Your task. In the records below, find each line with "icon" and copy it.
(Beginning of Data)
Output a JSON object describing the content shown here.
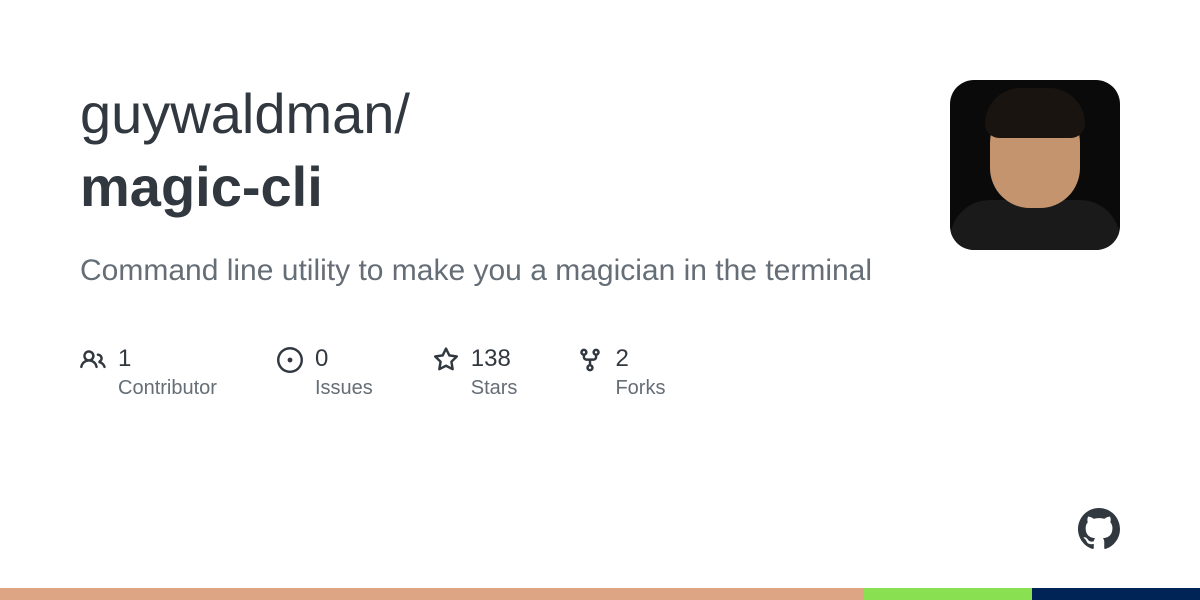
{
  "repo": {
    "owner": "guywaldman",
    "name": "magic-cli",
    "description": "Command line utility to make you a magician in the terminal"
  },
  "stats": {
    "contributors": {
      "count": "1",
      "label": "Contributor"
    },
    "issues": {
      "count": "0",
      "label": "Issues"
    },
    "stars": {
      "count": "138",
      "label": "Stars"
    },
    "forks": {
      "count": "2",
      "label": "Forks"
    }
  },
  "colors": {
    "lang1": "#dea584",
    "lang2": "#89e051",
    "lang3": "#012456"
  }
}
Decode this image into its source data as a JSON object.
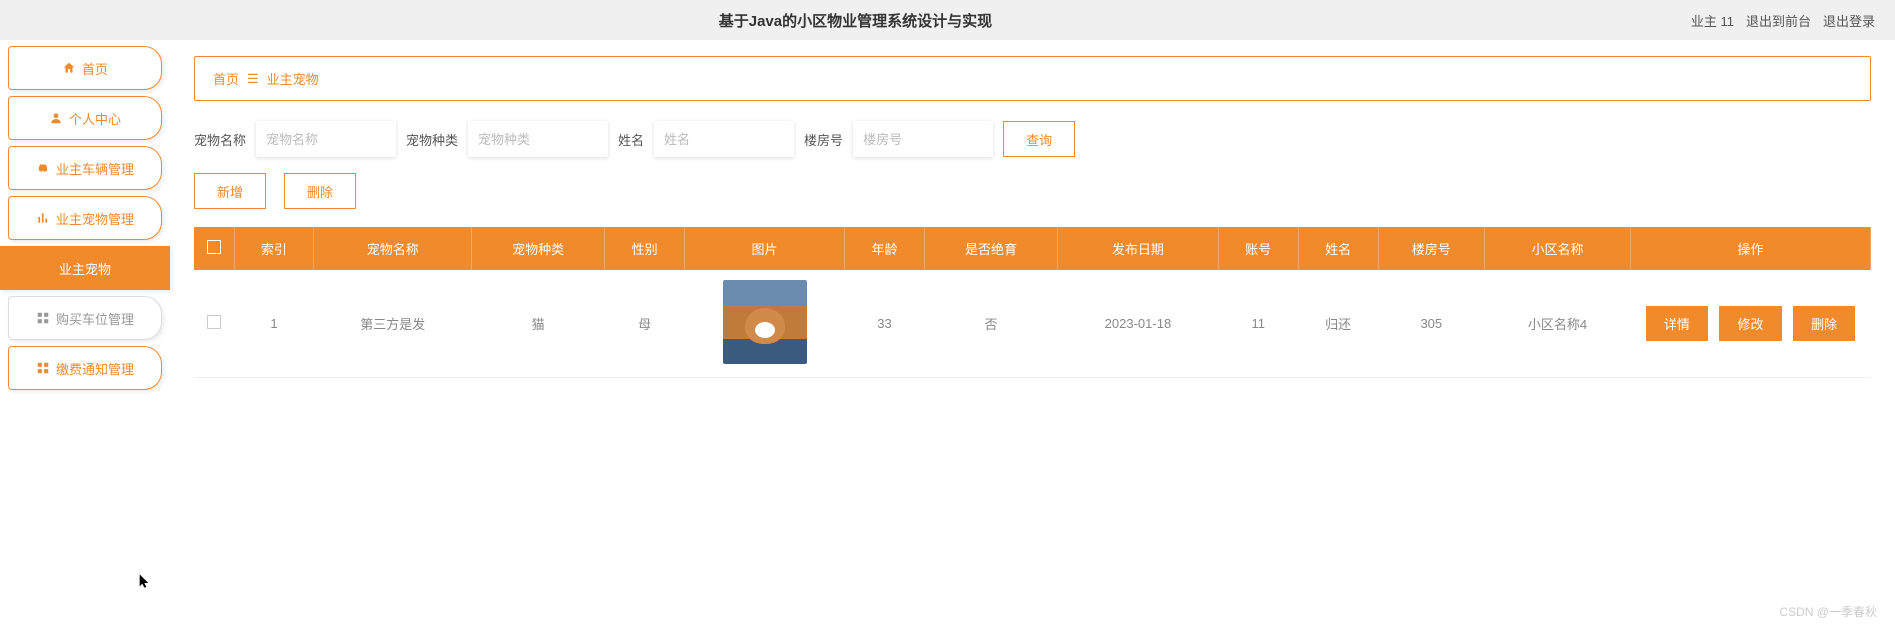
{
  "header": {
    "title": "基于Java的小区物业管理系统设计与实现",
    "user": "业主 11",
    "to_front": "退出到前台",
    "logout": "退出登录"
  },
  "sidebar": {
    "items": [
      {
        "icon": "home",
        "label": "首页"
      },
      {
        "icon": "user",
        "label": "个人中心"
      },
      {
        "icon": "car",
        "label": "业主车辆管理"
      },
      {
        "icon": "bar",
        "label": "业主宠物管理"
      },
      {
        "icon": "",
        "label": "业主宠物",
        "active": true
      },
      {
        "icon": "grid",
        "label": "购买车位管理",
        "gray": true
      },
      {
        "icon": "grid",
        "label": "缴费通知管理"
      }
    ]
  },
  "breadcrumb": {
    "home": "首页",
    "current": "业主宠物"
  },
  "search": {
    "name_label": "宠物名称",
    "name_ph": "宠物名称",
    "type_label": "宠物种类",
    "type_ph": "宠物种类",
    "owner_label": "姓名",
    "owner_ph": "姓名",
    "room_label": "楼房号",
    "room_ph": "楼房号",
    "query": "查询"
  },
  "actions": {
    "add": "新增",
    "del": "删除"
  },
  "table": {
    "headers": [
      "",
      "索引",
      "宠物名称",
      "宠物种类",
      "性别",
      "图片",
      "年龄",
      "是否绝育",
      "发布日期",
      "账号",
      "姓名",
      "楼房号",
      "小区名称",
      "操作"
    ],
    "row": {
      "index": "1",
      "name": "第三方是发",
      "type": "猫",
      "gender": "母",
      "age": "33",
      "neutered": "否",
      "date": "2023-01-18",
      "account": "11",
      "owner": "归还",
      "room": "305",
      "community": "小区名称4"
    },
    "ops": {
      "detail": "详情",
      "edit": "修改",
      "delete": "删除"
    }
  },
  "watermark": "CSDN @一季春秋"
}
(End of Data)
Response for this exercise.
        "icon": "home",
        "icon": "user",
        "icon": "car",
        "icon": "bar",
        "icon": "",
        "icon": "grid",
        "icon": "grid",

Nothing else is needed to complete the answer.